- Proto-Greek: the unrecorded but assumed last ancestor of all known varieties of Greek. The unity of Proto-Greek would have ended as Hellenic migrants entered the Greek peninsula sometime in the Neolithic era or the Bronze Age.
- Mycenaean Greek: the language of the Mycenaean civilisation. It is recorded in the Linear B script on tablets dating from the 15th century BC onwards.
- Ancient Greek: in its various dialects, the language of the Archaic and Classical periods of the ancient Greek civilisation. It was widely known throughout the Roman Empire. Ancient Greek fell into disuse in western Europe in the Middle Ages, but remained officially in use in the Byzantine world and was reintroduced to the rest of Europe with the Fall of Constantinople and Greek migration to western Europe.
- Koine Greek: The fusion of Ionian with Attic, the dialect of Athens, began the process that resulted in the creation of the first common Greek dialect, which became a lingua franca across the Eastern Mediterranean and Near East. Koine Greek can be initially traced within the armies and conquered territories of Alexander the Great and after the Hellenistic colonization of the known world, it was spoken from Egypt to the fringes of India. After the Roman conquest of Greece, an unofficial bilingualism of Greek and Latin was established in the city of Rome and Koine Greek became a first or second language in the Roman Empire. The origin of Christianity can also be traced through Koine Greek, because the Apostles used this form of the language to spread Christianity. It is also known as Hellenistic Greek, New Testament Greek, and sometimes Biblical Greek because it was the original language of the New Testament and the Old Testament was translated into the same language via the Septuagint.
- Medieval Greek, also known as Byzantine Greek: the continuation of Koine Greek, up to the demise of the Byzantine Empire in the 15th century. Medieval Greek is a cover phrase for a whole continuum of different speech and writing styles, ranging from vernacular continuations of spoken Koine that were already approaching Modern Greek in many respects, to highly learned forms imitating classical Attic. Much of the written Greek that was used as the official language of the Byzantine Empire was an eclectic middle-ground variety based on the tradition of written Koine.
- Modern Greek (Neo-Hellenic): Stemming from Medieval Greek, Modern Greek usages can be traced in the Byzantine period, as early as the 11th century. It is the language used by the modern Greeks, and, apart from Standard Modern Greek, there are several dialects of it.

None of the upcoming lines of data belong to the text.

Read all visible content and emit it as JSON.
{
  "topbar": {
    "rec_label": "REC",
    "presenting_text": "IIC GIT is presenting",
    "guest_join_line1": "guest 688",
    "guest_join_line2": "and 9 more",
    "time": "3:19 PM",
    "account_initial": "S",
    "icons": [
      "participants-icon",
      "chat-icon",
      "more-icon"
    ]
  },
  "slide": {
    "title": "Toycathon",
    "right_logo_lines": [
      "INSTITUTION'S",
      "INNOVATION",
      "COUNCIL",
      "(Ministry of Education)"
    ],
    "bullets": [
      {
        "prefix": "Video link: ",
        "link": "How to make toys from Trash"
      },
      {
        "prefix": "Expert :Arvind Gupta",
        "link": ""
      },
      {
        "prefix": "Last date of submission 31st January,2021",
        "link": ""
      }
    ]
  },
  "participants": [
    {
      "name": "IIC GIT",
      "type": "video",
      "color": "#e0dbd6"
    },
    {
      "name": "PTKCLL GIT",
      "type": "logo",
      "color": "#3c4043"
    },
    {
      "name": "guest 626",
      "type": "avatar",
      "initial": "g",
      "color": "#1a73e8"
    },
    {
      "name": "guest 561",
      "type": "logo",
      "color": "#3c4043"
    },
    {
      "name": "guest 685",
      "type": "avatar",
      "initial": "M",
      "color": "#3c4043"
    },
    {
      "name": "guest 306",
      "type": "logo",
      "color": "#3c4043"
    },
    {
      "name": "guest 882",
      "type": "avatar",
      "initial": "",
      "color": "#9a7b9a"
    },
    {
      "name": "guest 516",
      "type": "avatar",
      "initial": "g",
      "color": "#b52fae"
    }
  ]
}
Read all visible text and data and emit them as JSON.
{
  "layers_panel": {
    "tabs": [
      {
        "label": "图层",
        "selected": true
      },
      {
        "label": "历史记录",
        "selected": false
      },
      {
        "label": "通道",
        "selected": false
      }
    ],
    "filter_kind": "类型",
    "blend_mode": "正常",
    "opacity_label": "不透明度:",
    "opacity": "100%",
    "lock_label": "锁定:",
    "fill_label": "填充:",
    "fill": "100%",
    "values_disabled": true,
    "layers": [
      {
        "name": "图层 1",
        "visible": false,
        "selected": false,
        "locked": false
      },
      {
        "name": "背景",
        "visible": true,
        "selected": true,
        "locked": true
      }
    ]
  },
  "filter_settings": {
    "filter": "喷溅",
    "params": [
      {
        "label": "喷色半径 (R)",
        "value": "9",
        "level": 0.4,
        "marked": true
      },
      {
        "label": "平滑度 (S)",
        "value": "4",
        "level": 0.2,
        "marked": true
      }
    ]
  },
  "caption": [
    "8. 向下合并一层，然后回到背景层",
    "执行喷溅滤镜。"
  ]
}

In the modern era, the Greek language entered a state of diglossia: the coexistence of vernacular and archaizing written forms of the language. What came to be known as the Greek language question was a polarization between two competing varieties of Modern Greek: Dimotiki, the vernacular form of Modern Greek proper, and Katharevousa, meaning 'purified', a compromise between Dimotiki and Ancient Greek, which was developed in the early 19th century and was used for literary and official purposes in the newly formed Greek state. In 1976, Dimotiki was declared the official language of Greece, having incorporated features of Katharevousa and giving birth to Standard Modern Greek, which is used today for all official purposes and in education.
The distribution of major modern Greek dialect areas
The historical unity and continuing identity between the various stages of the Greek language is often emphasised. Although Greek has undergone morphological and phonological changes comparable to those seen in other languages, never since classical antiquity has its cultural, literary, and orthographic tradition been interrupted to the extent that one can speak of a new language emerging. Greek speakers today still tend to regard literary works of ancient Greek as part of their own rather than a foreign language. It is also often stated that the historical changes have been relatively slight compared with some other languages. According to one estimation, "Homeric Greek is probably closer to demotic than 12-century Middle English is to modern spoken English," (Greek has seen fewer changes in 2700 years than English has in 900 years).